This year I will be having a ladies night of sorts--A Pajama Party. It will be Friday, November 14th (I'm thinking around 7:30pm or so). Pajamas are required. There will be lots of chocolate goodies, made by yours truly, milk and ice cream. If there are any special dessert requests, please let me know. We will also be watching the Emma Smith Movie which I absolutely love. And for any breastfeeding moms, precious babies are more than welcome.
Hopefully you all can come, and if not, I appreciate the desire to.
By the way, my actual birthday is November 7th and is reserved for my husband. I'll be turning 25 this year (a whopping quarter of a century).
as a disclaimer, 25 is not "old" by any means. I'm happy to be getting older and wiser and feel more like myself.
Monday, October 6, 2008
Recently, at a women's conference Dieter F. Uctdorf said,
"Creation means bringing into existence something that did not exist before—colorful gardens, harmonious homes, family memories, flowing laughter.

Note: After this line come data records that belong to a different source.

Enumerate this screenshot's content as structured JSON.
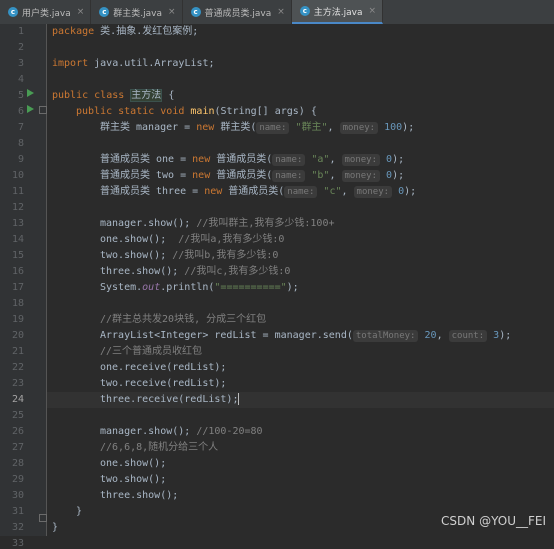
{
  "tabs": [
    {
      "label": "用户类.java",
      "active": false
    },
    {
      "label": "群主类.java",
      "active": false
    },
    {
      "label": "普通成员类.java",
      "active": false
    },
    {
      "label": "主方法.java",
      "active": true
    }
  ],
  "tab_icon_letter": "c",
  "current_line": 24,
  "watermark": "CSDN @YOU__FEI",
  "code": {
    "l1_pkg": "package",
    "l1_rest": " 类.抽象.发红包案例;",
    "l3_imp": "import",
    "l3_rest": " java.util.ArrayList;",
    "l5_public": "public",
    "l5_class": "class",
    "l5_name": "主方法",
    "l5_brace": " {",
    "l6_mods": "public static void",
    "l6_main": "main",
    "l6_rest": "(String[] args) {",
    "l7_a": "群主类 manager = ",
    "l7_new": "new",
    "l7_b": " 群主类(",
    "l7_hint1": "name:",
    "l7_str": "\"群主\"",
    "l7_c": ", ",
    "l7_hint2": "money:",
    "l7_num": "100",
    "l7_end": ");",
    "l9_a": "普通成员类 one = ",
    "l9_new": "new",
    "l9_b": " 普通成员类(",
    "l9_hint1": "name:",
    "l9_str": "\"a\"",
    "l9_c": ", ",
    "l9_hint2": "money:",
    "l9_num": "0",
    "l9_end": ");",
    "l10_a": "普通成员类 two = ",
    "l10_new": "new",
    "l10_b": " 普通成员类(",
    "l10_hint1": "name:",
    "l10_str": "\"b\"",
    "l10_c": ", ",
    "l10_hint2": "money:",
    "l10_num": "0",
    "l10_end": ");",
    "l11_a": "普通成员类 three = ",
    "l11_new": "new",
    "l11_b": " 普通成员类(",
    "l11_hint1": "name:",
    "l11_str": "\"c\"",
    "l11_c": ", ",
    "l11_hint2": "money:",
    "l11_num": "0",
    "l11_end": ");",
    "l13_code": "manager.show(); ",
    "l13_cmt": "//我叫群主,我有多少钱:100+",
    "l14_code": "one.show();  ",
    "l14_cmt": "//我叫a,我有多少钱:0",
    "l15_code": "two.show(); ",
    "l15_cmt": "//我叫b,我有多少钱:0",
    "l16_code": "three.show(); ",
    "l16_cmt": "//我叫c,我有多少钱:0",
    "l17_a": "System.",
    "l17_out": "out",
    "l17_b": ".println(",
    "l17_str": "\"==========\"",
    "l17_end": ");",
    "l19_cmt": "//群主总共发20块钱, 分成三个红包",
    "l20_a": "ArrayList<Integer> redList = manager.send(",
    "l20_hint1": "totalMoney:",
    "l20_num1": "20",
    "l20_c": ", ",
    "l20_hint2": "count:",
    "l20_num2": "3",
    "l20_end": ");",
    "l21_cmt": "//三个普通成员收红包",
    "l22_code": "one.receive(redList);",
    "l23_code": "two.receive(redList);",
    "l24_code": "three.receive(redList);",
    "l26_code": "manager.show(); ",
    "l26_cmt": "//100-20=80",
    "l27_cmt": "//6,6,8,随机分给三个人",
    "l28_code": "one.show();",
    "l29_code": "two.show();",
    "l30_code": "three.show();",
    "l31_code": "}",
    "l32_code": "}"
  }
}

"What you create doesn’t have to be perfect. So what if the eggs are greasy or the toast is burned? Don’t let fear of failure discourage you. Don’t let the voice of critics paralyze you—whether that voice comes from the outside or the inside.
"If you still feel incapable of creating, start small. Try to see how many smiles you can create, write a letter of appreciation, learn a new skill, identify a space and beautify it."

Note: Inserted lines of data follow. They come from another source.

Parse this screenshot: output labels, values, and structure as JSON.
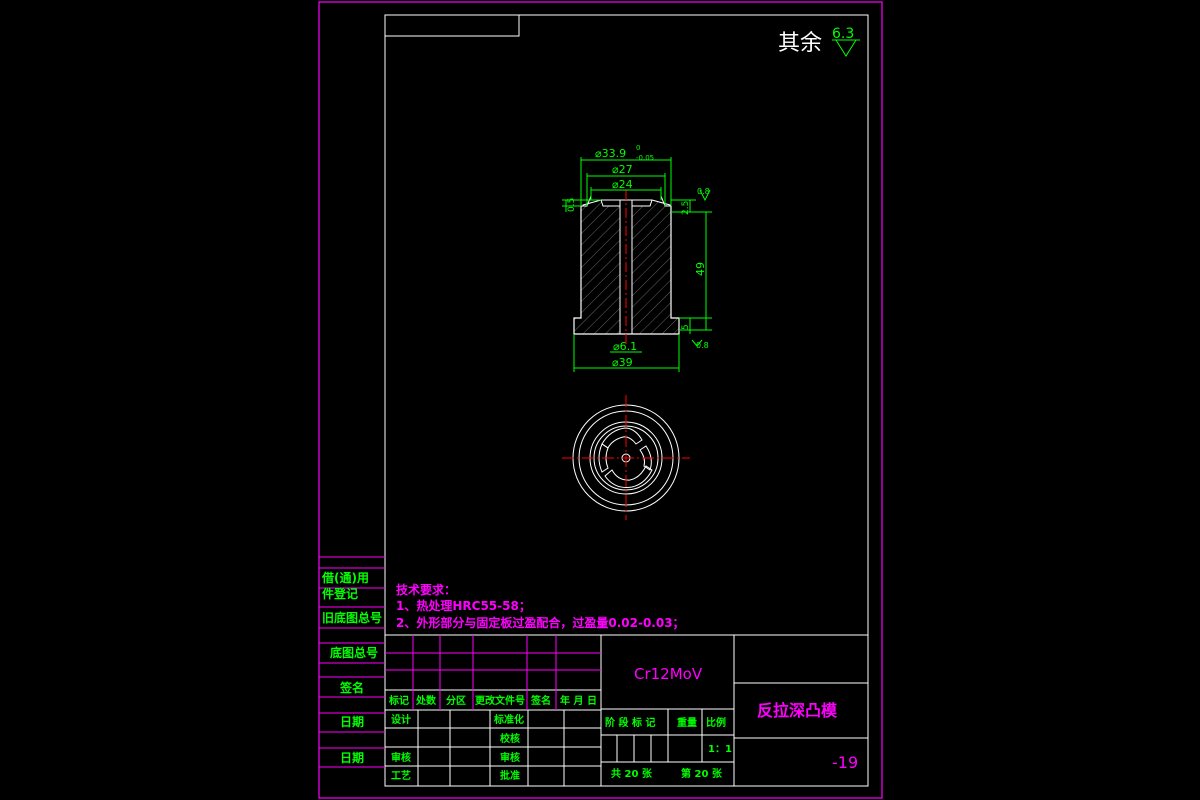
{
  "colors": {
    "frame": "#ff00ff",
    "drawing": "#00ff00",
    "center": "#ff0000",
    "white": "#ffffff",
    "note": "#ff00ff",
    "table_text": "#00ff00"
  },
  "roughness": {
    "prefix": "其余",
    "value": "6.3"
  },
  "dimensions": {
    "d_outer_top": "⌀33.9",
    "d_outer_top_tol_upper": "0",
    "d_outer_top_tol_lower": "-0.05",
    "d27": "⌀27",
    "d24": "⌀24",
    "d61": "⌀6.1",
    "d39": "⌀39",
    "h05": "0.5",
    "h25": "2.5",
    "h49": "49",
    "h5": "5",
    "r08_top": "0.8",
    "r08_bottom": "0.8"
  },
  "notes": {
    "title": "技术要求：",
    "line1": "1、热处理HRC55-58；",
    "line2": "2、外形部分与固定板过盈配合，过盈量0.02-0.03；"
  },
  "left_strip": {
    "c1": "借(通)用",
    "c2": "件登记",
    "c3": "旧底图总号",
    "c4": "底图总号",
    "c5": "签名",
    "c6": "日期",
    "c7": "日期"
  },
  "title_block": {
    "material": "Cr12MoV",
    "part_name": "反拉深凸模",
    "drawing_no": "-19",
    "rev_headers": [
      "标记",
      "处数",
      "分区",
      "更改文件号",
      "签名",
      "年 月 日"
    ],
    "design": "设计",
    "standardize": "标准化",
    "check": "审核",
    "process": "工艺",
    "proofread": "校核",
    "approve": "批准",
    "review": "审核",
    "stage_headers": [
      "阶 段 标 记",
      "重量",
      "比例"
    ],
    "scale": "1：1",
    "sheets_total": "共 20 张",
    "sheet_no": "第 20 张"
  }
}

So, though I am lacking many skills there is hope in knowing that I can create something entirely new. For me, the focus right now in my life is new ways of thinking and perceiving situations and conversations. Though I may have had a rough start in this life, it is where I am headed that matters most.
Here's a startling confession (add sarcasm), I'm not perfect. I do the best I can, and sometimes what I know now will not suffice for the long haul. Quite simply, creation and perfecting one's self, comes one day at a time and is most visible years down the road.
So, yes I would like to do things differently and be entirely changed now, but that is too overwhelming and impossible. So the questions remain: #1 What can I do today to do a little better? and #2 What does my Heavenly Father think of me today? That is where perfection and creation begin--in the love of the Lord, our hearts, our desires, and our actions.